_Problem statement_
Please print every line of the listing, unchanged.
- - -
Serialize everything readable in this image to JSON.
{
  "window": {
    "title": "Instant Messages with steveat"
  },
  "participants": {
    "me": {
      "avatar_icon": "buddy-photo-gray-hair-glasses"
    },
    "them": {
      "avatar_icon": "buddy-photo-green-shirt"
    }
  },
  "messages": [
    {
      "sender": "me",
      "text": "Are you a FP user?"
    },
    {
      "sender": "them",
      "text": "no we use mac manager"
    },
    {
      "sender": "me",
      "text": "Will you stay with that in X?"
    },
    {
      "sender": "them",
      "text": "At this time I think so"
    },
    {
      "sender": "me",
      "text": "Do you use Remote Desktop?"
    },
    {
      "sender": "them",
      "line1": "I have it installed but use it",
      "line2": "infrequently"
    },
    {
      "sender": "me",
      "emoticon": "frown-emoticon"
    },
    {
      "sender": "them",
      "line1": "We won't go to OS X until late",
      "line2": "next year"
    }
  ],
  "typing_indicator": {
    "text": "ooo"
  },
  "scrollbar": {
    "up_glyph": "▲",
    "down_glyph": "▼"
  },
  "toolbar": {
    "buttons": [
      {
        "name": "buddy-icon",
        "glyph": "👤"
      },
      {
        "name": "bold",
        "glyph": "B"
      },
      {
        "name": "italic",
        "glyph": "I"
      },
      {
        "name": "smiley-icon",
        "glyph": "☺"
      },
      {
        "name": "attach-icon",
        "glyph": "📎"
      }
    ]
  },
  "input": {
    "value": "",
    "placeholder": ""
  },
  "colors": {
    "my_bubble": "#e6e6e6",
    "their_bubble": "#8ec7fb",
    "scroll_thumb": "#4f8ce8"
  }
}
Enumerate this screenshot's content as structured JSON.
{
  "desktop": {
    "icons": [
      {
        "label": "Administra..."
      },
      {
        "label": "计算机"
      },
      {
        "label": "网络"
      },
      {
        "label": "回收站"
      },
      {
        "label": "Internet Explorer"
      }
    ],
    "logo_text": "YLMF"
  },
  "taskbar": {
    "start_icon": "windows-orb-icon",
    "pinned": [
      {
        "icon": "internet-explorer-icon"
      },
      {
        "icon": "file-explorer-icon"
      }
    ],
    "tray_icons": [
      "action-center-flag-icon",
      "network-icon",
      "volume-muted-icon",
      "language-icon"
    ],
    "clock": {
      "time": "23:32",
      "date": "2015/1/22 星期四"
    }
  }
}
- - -
_Exercise solution_
Serialize everything readable in this image to JSON.
{
  "window": {
    "title": "Instant Messages with steveat"
  },
  "participants": {
    "me": {
      "avatar_icon": "buddy-photo-gray-hair-glasses"
    },
    "them": {
      "avatar_icon": "buddy-photo-green-shirt"
    }
  },
  "messages": [
    {
      "sender": "me",
      "text": "Are you a FP user?"
    },
    {
      "sender": "them",
      "text": "no we use mac manager"
    },
    {
      "sender": "me",
      "text": "Will you stay with that in X?"
    },
    {
      "sender": "them",
      "text": "At this time I think so"
    },
    {
      "sender": "me",
      "text": "Do you use Remote Desktop?"
    },
    {
      "sender": "them",
      "line1": "I have it installed but use it",
      "line2": "infrequently"
    },
    {
      "sender": "me",
      "emoticon": "frown-emoticon"
    },
    {
      "sender": "them",
      "line1": "We won't go to OS X until late",
      "line2": "next year"
    }
  ],
  "typing_indicator": {
    "text": "ooo"
  },
  "scrollbar": {
    "up_glyph": "▲",
    "down_glyph": "▼"
  },
  "toolbar": {
    "buttons": [
      {
        "name": "buddy-icon",
        "glyph": "👤"
      },
      {
        "name": "bold",
        "glyph": "B"
      },
      {
        "name": "italic",
        "glyph": "I"
      },
      {
        "name": "smiley-icon",
        "glyph": "☺"
      },
      {
        "name": "attach-icon",
        "glyph": "📎"
      }
    ]
  },
  "input": {
    "value": "",
    "placeholder": ""
  },
  "colors": {
    "my_bubble": "#e6e6e6",
    "their_bubble": "#8ec7fb",
    "scroll_thumb": "#4f8ce8"
  }
}
Enumerate this screenshot's content as structured JSON.
{
  "desktop": {
    "icons": [
      {
        "label": "Administra..."
      },
      {
        "label": "计算机"
      },
      {
        "label": "网络"
      },
      {
        "label": "回收站"
      },
      {
        "label": "Internet Explorer"
      }
    ],
    "logo_text": "YLMF"
  },
  "taskbar": {
    "start_icon": "windows-orb-icon",
    "pinned": [
      {
        "icon": "internet-explorer-icon"
      },
      {
        "icon": "file-explorer-icon"
      }
    ],
    "tray_icons": [
      "action-center-flag-icon",
      "network-icon",
      "volume-muted-icon",
      "language-icon"
    ],
    "clock": {
      "time": "23:32",
      "date": "2015/1/22 星期四"
    }
  }
}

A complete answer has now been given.